Becca’s blog was also the one which gave me the final push to set up my own after seeing a book review of hers in the free weekly UK magazine Stylist.  I looked up her website and found that she’d only started blogging very recently, with that review as her first entry.  I thought, “I could do that!” and went for it.

So there you have it: an eclectic mix of content and writing styles.  There’s loads of other great blogs out there which I could mention but a lot of them already have loads of followers.  That’s why this award is special: it gives readers the chance to find a new and as-yet unknown blog which they find they love, but may not have discovered otherwise.  You’re welcome…


Book Review: The Mysterious Island by Jules Verne

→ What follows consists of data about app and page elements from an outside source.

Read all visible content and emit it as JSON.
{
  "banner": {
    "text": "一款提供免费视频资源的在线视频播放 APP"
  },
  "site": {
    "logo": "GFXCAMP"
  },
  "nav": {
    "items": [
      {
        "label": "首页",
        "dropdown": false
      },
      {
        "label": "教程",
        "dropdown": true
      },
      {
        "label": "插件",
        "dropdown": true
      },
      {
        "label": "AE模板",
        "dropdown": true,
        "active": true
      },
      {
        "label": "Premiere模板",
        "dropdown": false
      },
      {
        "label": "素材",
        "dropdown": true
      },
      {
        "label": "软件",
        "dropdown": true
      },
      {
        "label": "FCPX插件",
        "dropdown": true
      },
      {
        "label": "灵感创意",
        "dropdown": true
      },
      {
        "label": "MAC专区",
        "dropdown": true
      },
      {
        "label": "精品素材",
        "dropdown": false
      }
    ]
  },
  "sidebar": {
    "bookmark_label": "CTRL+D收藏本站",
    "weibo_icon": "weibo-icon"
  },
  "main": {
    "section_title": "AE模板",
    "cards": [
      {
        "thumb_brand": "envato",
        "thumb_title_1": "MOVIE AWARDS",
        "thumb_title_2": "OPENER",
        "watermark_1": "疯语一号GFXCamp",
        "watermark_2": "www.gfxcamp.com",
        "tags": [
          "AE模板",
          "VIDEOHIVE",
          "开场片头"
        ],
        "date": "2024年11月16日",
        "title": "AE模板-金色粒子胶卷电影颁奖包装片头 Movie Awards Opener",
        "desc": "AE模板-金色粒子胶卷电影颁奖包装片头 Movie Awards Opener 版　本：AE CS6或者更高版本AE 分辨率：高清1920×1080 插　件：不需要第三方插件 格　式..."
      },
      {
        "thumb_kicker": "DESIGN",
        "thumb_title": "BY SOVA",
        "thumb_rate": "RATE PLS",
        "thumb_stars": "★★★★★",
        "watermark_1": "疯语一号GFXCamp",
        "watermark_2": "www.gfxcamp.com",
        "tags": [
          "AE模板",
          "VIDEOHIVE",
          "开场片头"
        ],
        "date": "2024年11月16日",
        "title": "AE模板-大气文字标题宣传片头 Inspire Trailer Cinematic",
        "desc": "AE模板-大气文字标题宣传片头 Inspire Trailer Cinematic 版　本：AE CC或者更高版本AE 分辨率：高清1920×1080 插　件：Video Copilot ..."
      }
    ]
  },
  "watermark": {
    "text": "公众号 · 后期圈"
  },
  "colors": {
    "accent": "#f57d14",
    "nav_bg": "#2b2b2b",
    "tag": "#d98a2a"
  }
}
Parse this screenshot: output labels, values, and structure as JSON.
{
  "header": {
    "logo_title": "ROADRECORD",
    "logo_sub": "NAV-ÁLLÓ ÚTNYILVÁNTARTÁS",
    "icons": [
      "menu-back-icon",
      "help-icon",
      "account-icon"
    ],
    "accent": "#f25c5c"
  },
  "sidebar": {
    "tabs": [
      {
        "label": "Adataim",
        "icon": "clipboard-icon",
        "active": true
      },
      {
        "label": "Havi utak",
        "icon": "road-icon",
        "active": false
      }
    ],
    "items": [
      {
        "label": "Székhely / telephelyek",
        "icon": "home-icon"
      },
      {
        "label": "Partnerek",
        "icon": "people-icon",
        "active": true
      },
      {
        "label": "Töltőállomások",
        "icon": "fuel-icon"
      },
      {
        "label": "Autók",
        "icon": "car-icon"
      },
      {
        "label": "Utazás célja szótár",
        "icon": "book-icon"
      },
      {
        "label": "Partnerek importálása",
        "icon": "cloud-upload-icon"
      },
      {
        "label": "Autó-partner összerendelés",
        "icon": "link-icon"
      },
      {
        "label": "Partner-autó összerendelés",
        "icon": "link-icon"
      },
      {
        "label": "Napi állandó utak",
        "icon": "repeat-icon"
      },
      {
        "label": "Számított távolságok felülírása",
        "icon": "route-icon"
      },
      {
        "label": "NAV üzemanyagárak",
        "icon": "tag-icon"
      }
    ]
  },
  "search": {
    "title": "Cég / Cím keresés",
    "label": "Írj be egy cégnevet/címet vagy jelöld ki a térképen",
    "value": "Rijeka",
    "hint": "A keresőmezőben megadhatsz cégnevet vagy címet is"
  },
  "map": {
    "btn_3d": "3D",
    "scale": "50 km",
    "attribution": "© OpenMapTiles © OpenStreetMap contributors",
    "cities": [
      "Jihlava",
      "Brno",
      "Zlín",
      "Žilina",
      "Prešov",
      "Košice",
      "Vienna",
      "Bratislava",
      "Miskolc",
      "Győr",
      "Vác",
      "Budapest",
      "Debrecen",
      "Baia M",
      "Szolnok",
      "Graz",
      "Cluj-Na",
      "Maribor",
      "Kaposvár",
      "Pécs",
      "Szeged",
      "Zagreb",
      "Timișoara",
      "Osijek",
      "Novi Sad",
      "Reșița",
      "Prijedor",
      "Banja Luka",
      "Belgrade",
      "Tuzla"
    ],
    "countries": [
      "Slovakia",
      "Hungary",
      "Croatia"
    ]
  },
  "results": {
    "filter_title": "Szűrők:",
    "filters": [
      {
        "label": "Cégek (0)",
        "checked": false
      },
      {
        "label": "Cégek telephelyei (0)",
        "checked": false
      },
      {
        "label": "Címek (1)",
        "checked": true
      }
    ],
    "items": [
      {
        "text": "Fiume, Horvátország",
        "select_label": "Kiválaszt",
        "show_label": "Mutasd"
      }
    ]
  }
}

The Mysterious Island by Jules VerneJules Verne’s stories of science fiction adventure have acquired an almost legendary status.  I was aware of his reputation as an author with an uncanny knack for predicting the future, yet I’d never got round to reading a single one of his books until I tried The Mysterious Island.

Rather than being introduced to Verne through one of his best-loved works such as Twenty Thousand Leagues Under the Sea or Journey to the Centre of the Earth, I must confess that I chose to download this one because it was a free ebook.  It also happened to tie in nicely with the escapism theme which I keep returning to recently: the idea of retreating to a peaceful spot in the middle of nowhere appealed to me.

In The Mysterious Island, the five main characters (and their dog) find themselves stranded on a small, undiscovered island in the South Pacific.  They are thousands of miles from civilisation and all other human contact, and they have no way of sending or going for help.  So the group set about making the best of what they have and embark on civilising the island.


Book Review: The Poisonwood Bible by Barbara Kingsolver

The Poisonwood Bible by Barbara KingsolverThe Poisonwood Bible struck me as a strange but intriguing novel.  Beginning in the late 1950s, the Price family are uprooted from their comfortable home in America to live in the Belgian Congo.  Nathan, the father, is a missionary full of dangerously religious zeal, intent on converting everyone he meets to Christianity.  His is the dominant personality in the first half of the novel, and yet it is his wife and four daughters who are the narrators, alternating throughout.  In this way we see the consequences of Nathan Price’s overbearing personality through the eyes of the ones who suffer from it most.


Book Review: Castles In The Air by Judy Corbett

Castles in the Air by Judy CorbettI’d never heard of this book before I picked it up a few months ago.  Nobody I know has read it, and I hadn’t seen any online reviews about it.  I just saw it in a Bargain Bin in a second-hand bookshop and was taken in by the blurb on the back cover.

Blurbs are funny things, aren’t they?  I love them: a browser like me relies heavily on them to persuade me to buy the book (and I am also swayed by a beautiful cover… I’m only human).  A bad or misleading blurb can be fatal for me, as was almost the case with One Day.  On the flip-side, I know people who refuse to ever read blurbs, preferring to be surprised by the content of a recommended book.

The blurb for Castles in the Air, a non-fiction read about a couple who buy a derelict Welsh castle and lovingly renovate it, made me stop for a moment and long to be a part of their adventure.  When I started reading the book itself, I wasn’t expecting an action-packed adventure; I anticipated a slow-paced, romantic (in the traditional sense) tale of a historical building, its inhabitants and the surrounding countryside.